EXERCISE OBJECTIVE: The copy must match the data word for word and contain no pictures.

GIVEN ENTRIES:
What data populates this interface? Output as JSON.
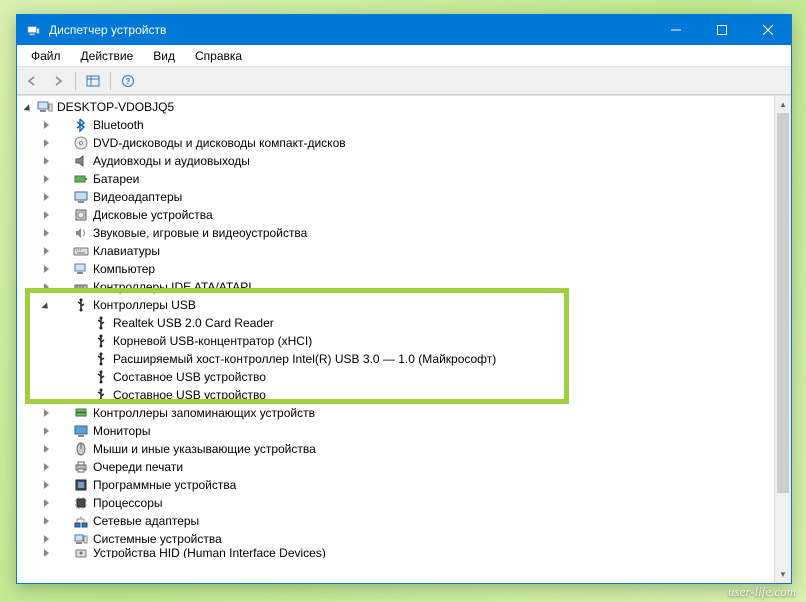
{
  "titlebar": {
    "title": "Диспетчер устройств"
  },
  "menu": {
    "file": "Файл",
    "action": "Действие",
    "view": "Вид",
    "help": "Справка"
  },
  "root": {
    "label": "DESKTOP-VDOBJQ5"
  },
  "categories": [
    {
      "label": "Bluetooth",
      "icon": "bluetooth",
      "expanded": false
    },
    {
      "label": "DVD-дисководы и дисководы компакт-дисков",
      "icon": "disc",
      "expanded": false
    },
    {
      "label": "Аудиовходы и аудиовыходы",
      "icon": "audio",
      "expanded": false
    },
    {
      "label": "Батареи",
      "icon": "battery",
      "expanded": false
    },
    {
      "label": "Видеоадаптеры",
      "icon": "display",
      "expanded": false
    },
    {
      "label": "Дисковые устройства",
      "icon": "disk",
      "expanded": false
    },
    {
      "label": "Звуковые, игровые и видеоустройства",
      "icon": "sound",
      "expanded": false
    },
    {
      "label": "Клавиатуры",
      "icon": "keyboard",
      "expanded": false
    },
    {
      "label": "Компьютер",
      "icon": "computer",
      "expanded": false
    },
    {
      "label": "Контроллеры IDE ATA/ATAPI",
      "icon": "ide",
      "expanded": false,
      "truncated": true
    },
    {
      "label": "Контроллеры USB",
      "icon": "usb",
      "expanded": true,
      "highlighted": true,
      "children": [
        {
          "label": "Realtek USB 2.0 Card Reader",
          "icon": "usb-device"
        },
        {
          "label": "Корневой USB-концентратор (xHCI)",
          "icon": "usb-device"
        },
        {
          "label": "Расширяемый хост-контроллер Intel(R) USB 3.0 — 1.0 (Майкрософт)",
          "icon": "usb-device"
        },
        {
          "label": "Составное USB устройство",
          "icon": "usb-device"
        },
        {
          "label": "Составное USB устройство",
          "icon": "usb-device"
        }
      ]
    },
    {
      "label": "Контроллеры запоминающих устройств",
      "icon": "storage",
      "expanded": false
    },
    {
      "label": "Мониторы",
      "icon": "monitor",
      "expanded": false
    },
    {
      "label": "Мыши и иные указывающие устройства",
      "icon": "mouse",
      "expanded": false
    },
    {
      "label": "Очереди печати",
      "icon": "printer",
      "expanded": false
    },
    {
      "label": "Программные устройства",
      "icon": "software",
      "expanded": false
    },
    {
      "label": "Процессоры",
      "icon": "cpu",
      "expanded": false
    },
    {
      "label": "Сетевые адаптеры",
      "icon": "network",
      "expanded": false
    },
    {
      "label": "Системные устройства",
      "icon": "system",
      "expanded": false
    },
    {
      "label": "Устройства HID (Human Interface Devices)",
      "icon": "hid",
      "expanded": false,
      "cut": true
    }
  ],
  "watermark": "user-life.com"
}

WRITTEN RESPONSE:
What data populates this interface? Output as JSON.
{
  "titlebar": {
    "title": "Диспетчер устройств"
  },
  "menu": {
    "file": "Файл",
    "action": "Действие",
    "view": "Вид",
    "help": "Справка"
  },
  "root": {
    "label": "DESKTOP-VDOBJQ5"
  },
  "categories": [
    {
      "label": "Bluetooth",
      "icon": "bluetooth",
      "expanded": false
    },
    {
      "label": "DVD-дисководы и дисководы компакт-дисков",
      "icon": "disc",
      "expanded": false
    },
    {
      "label": "Аудиовходы и аудиовыходы",
      "icon": "audio",
      "expanded": false
    },
    {
      "label": "Батареи",
      "icon": "battery",
      "expanded": false
    },
    {
      "label": "Видеоадаптеры",
      "icon": "display",
      "expanded": false
    },
    {
      "label": "Дисковые устройства",
      "icon": "disk",
      "expanded": false
    },
    {
      "label": "Звуковые, игровые и видеоустройства",
      "icon": "sound",
      "expanded": false
    },
    {
      "label": "Клавиатуры",
      "icon": "keyboard",
      "expanded": false
    },
    {
      "label": "Компьютер",
      "icon": "computer",
      "expanded": false
    },
    {
      "label": "Контроллеры IDE ATA/ATAPI",
      "icon": "ide",
      "expanded": false,
      "truncated": true
    },
    {
      "label": "Контроллеры USB",
      "icon": "usb",
      "expanded": true,
      "highlighted": true,
      "children": [
        {
          "label": "Realtek USB 2.0 Card Reader",
          "icon": "usb-device"
        },
        {
          "label": "Корневой USB-концентратор (xHCI)",
          "icon": "usb-device"
        },
        {
          "label": "Расширяемый хост-контроллер Intel(R) USB 3.0 — 1.0 (Майкрософт)",
          "icon": "usb-device"
        },
        {
          "label": "Составное USB устройство",
          "icon": "usb-device"
        },
        {
          "label": "Составное USB устройство",
          "icon": "usb-device"
        }
      ]
    },
    {
      "label": "Контроллеры запоминающих устройств",
      "icon": "storage",
      "expanded": false
    },
    {
      "label": "Мониторы",
      "icon": "monitor",
      "expanded": false
    },
    {
      "label": "Мыши и иные указывающие устройства",
      "icon": "mouse",
      "expanded": false
    },
    {
      "label": "Очереди печати",
      "icon": "printer",
      "expanded": false
    },
    {
      "label": "Программные устройства",
      "icon": "software",
      "expanded": false
    },
    {
      "label": "Процессоры",
      "icon": "cpu",
      "expanded": false
    },
    {
      "label": "Сетевые адаптеры",
      "icon": "network",
      "expanded": false
    },
    {
      "label": "Системные устройства",
      "icon": "system",
      "expanded": false
    },
    {
      "label": "Устройства HID (Human Interface Devices)",
      "icon": "hid",
      "expanded": false,
      "cut": true
    }
  ],
  "watermark": "user-life.com"
}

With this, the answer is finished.